over the King. Who should sing on this occasion,
piness. Industry. A surprising instance of it in Oid
first glory her's. Her effects in Old Britain. Strain Il. Arts from commerce. Why Britain should
pursue it. What wealth includes. An historical digression, which kind is most frequent in Pindar, The wealth and wonderful glory of Tyre. The approach of her ruin. The cause of it. Her crimes through all ranks and orders. Her miserable fail. The neighbouring king's just reflection on it. An awful image of the Divine power and vengeance. From what Tyre fell,

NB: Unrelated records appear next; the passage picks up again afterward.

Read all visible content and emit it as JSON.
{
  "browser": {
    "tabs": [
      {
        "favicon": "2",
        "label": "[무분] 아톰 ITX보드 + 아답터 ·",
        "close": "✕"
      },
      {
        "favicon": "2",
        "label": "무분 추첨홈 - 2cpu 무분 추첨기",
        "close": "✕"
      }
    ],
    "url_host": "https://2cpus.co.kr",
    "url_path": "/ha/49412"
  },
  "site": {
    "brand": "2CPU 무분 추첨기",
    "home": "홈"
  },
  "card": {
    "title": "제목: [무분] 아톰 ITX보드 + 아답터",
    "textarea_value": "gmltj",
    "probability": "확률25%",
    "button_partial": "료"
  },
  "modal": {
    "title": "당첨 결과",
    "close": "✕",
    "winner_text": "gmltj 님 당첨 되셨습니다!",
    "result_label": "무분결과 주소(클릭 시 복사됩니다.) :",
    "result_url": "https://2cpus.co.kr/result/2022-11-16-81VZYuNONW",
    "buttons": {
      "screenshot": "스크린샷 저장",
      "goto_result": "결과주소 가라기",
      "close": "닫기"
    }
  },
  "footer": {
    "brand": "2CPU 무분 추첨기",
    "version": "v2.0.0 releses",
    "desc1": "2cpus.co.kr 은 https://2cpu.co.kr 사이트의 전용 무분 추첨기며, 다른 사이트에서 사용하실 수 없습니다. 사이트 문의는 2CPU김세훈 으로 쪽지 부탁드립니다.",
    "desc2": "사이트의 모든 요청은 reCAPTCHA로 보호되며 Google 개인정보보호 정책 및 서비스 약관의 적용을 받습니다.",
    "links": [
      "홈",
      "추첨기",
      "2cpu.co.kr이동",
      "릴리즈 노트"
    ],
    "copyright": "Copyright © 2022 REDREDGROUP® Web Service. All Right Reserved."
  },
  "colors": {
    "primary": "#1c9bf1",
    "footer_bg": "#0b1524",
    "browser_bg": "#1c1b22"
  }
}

and how deep her calamity. Strain II]. An inference from this history. Advice to
Britain. More proper in her than other nations. How far the stroke of tyranny reaches. What supports our endeavours. Theunconsidered benefits of liberty. Britain's obligation to pursue trade. Why above half the globe is sea. · Britain's grandeur from her situation, The winds, the seas, the constellations described. Sir Isaac Newton's praise. Britain compared with other states. The leviathan described. Britain's site
and ancient title to the seas. Who rivals her." Of
chant's dignity. Compared with men of letters.
decline war, but boldly assert her trade. Encouraged
King George II.; his glory navally represented.
On the British trade and navigation.
PIND. NEM. Ode vi.
Tho' Fate and Time have damp'd my strains,
Away, my Soul! salute the Pine, *
My Soul! to thee she spreads her sails;
The vessel in which the King came over.
Dare you to sing, ye twinkling Train!
I glow, I burn! the numbers pure,
“Our monarch comes ! nor comes alone!"